In her dealings with physician practices and extending the health system’s health data security and privacy practices there, Reed quickly realized that a different kind of approach was necessary to bring these outpatient settings into a compliant state. “It is still a concern when we acquire physician practices. Some of them are not hosted and running their own little servers sitting in an unlocked office somewhere under a desk,” she maintains.

The New Jersey health system has taken a direct approach to mitigating risk by putting boots on the ground.

“We go into the offices and do a walkthrough,” Reed explains. “We take a look at where their screens are placed, where all the technology is, where the printing winds up. We’ve also done a bit of social engineering testing — calling the office and seeing if you can work a password out of somebody. And it does happen at times. Having the HIPAA audit, having all the HITRUST stuff documented — we put that all in place.”

The process is particularly important for eligible professionals in the EHR Incentive Programs for whom meaningful users for whom the risk analysis is required and a major focus of auditors.

“As you look at meaningful use many folks skipped that piece,” argues Reed. “I don’t know if it just didn’t occur to them or they didn’t know what it meant. They had checked it off as doing it, but they never did. It’s fascinating.”

For these physicians, working with a regional extension center has paid off, says Reed. However, the risk is still there for those practices looking for a quick or cheap fix.

“It depends on who is doing meaningful use for some of these offices,” she observes. “Some of them were working with our regional extension center and got some good direction and tools from it, but the ones who were doing it on their own found it a little difficult.

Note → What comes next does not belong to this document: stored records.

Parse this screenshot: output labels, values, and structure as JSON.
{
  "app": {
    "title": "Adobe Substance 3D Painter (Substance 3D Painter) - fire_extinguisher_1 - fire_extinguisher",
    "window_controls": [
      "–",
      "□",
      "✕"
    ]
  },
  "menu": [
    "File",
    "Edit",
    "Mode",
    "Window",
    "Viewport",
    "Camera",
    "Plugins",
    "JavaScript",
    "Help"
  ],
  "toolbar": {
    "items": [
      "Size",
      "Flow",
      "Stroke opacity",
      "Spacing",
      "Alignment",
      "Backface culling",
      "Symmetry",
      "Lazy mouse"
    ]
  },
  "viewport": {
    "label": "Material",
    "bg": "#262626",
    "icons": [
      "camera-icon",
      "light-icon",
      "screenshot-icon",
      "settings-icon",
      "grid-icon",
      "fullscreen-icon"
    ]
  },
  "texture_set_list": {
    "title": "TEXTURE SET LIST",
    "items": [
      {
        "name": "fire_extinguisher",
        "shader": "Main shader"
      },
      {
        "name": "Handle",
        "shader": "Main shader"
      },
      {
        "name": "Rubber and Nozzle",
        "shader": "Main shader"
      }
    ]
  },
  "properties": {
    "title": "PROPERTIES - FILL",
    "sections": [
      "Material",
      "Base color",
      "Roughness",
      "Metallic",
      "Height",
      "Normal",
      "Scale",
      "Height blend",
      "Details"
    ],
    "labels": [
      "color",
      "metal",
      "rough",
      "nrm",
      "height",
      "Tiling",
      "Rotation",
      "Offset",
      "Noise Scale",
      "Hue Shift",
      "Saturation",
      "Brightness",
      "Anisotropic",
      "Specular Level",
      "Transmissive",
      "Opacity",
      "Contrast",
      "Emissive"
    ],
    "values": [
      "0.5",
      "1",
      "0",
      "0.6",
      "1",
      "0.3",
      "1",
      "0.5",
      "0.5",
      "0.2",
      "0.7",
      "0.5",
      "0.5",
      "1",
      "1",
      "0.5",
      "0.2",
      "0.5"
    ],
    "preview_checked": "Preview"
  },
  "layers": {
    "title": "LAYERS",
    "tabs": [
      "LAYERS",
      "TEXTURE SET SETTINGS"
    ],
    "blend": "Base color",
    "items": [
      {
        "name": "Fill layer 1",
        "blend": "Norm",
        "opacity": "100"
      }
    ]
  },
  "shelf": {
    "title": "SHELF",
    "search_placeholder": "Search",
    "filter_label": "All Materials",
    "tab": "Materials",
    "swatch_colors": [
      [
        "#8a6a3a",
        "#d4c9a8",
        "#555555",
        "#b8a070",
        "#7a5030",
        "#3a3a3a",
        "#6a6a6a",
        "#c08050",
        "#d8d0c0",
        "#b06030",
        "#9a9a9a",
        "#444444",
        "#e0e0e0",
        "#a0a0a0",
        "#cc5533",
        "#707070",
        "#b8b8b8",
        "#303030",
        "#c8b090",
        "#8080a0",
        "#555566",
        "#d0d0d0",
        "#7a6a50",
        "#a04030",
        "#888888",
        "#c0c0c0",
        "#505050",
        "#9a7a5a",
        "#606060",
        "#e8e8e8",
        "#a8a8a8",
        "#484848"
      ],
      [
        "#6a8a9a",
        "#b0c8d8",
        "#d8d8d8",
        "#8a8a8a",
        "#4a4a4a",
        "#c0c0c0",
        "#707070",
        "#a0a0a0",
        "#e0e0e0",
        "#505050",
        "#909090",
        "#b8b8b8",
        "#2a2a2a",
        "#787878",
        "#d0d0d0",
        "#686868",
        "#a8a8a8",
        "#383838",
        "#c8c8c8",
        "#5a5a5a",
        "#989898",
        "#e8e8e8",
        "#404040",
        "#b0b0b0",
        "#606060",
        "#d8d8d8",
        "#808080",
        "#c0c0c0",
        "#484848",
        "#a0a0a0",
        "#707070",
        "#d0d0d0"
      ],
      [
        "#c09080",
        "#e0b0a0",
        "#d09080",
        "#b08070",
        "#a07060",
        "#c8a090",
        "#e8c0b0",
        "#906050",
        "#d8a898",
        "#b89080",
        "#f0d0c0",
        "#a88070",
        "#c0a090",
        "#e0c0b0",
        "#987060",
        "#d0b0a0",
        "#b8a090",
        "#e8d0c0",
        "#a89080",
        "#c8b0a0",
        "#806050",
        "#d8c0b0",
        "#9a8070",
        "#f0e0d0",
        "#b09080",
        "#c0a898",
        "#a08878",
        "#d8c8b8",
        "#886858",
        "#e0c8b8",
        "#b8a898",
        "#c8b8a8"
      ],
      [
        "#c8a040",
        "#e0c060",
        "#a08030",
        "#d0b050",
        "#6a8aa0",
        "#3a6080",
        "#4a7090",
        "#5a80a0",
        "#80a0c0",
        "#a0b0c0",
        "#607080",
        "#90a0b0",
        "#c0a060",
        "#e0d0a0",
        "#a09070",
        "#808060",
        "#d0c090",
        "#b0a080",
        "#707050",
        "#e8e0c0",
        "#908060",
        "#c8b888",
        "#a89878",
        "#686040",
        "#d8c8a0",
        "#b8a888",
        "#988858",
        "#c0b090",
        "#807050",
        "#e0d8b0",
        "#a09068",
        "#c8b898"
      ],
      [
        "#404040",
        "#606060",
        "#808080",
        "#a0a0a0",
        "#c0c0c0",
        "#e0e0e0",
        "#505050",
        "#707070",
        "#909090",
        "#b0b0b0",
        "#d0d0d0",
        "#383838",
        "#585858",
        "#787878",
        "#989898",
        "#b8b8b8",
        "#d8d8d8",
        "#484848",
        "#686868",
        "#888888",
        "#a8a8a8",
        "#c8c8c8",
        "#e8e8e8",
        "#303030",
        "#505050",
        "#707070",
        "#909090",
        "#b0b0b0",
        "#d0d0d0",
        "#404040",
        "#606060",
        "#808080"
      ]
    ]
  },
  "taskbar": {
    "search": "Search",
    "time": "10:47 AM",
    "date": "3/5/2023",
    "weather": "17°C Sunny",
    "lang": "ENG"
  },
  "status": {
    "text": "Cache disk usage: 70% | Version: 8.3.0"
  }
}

There are lots of people out there selling info-sec security assessments you can do yourself — that’s a little frightening.”

To reduce risk the Atlantic Health System has worked to move practices from an onsite to hosted EHR system before ultimately making one system available to these providers in the long run. “If we can move them to a hosted version, that’s probably the best option for us temporarily until we can start rolling everyone on to the single EMR,” adds Reed.

Until then, the onus is on providers in both settings to be trained and tested on their health data privacy and security practices.